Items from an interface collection
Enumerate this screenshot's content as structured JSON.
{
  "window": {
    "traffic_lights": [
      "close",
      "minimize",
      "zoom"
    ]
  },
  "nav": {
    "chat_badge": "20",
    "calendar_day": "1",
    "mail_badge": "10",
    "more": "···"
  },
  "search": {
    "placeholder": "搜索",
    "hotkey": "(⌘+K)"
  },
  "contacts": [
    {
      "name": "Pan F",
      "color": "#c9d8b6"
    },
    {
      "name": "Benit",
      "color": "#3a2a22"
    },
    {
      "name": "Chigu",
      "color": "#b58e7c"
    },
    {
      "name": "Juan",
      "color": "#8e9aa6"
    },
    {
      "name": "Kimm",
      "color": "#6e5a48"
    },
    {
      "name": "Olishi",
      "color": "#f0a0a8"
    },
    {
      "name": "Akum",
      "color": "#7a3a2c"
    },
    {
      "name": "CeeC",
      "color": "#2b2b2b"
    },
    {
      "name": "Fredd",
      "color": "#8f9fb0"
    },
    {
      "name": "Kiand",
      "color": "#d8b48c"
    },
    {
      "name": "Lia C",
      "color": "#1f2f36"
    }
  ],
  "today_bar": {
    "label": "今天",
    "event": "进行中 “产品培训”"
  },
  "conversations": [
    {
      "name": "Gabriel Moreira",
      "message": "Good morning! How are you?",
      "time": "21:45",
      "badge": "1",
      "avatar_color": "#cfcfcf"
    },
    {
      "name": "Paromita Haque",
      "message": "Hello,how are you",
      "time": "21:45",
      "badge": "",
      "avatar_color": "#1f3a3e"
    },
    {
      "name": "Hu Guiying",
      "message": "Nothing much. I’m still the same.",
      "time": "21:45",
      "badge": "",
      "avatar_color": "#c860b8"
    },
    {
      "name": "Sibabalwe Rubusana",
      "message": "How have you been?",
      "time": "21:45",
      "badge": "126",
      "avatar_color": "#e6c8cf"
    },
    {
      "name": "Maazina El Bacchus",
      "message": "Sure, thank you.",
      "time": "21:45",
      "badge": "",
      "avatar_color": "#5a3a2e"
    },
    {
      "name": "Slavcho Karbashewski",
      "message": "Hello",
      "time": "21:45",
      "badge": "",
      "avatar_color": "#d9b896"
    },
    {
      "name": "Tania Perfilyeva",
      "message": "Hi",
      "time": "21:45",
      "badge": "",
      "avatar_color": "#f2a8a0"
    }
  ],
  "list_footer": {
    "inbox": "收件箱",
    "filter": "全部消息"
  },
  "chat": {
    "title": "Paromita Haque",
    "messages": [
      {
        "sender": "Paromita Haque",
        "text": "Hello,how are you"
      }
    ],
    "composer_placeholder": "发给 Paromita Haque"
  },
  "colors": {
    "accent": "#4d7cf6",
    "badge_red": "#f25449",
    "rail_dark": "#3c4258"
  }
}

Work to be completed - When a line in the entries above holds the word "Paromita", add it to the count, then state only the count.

Result of this task - 4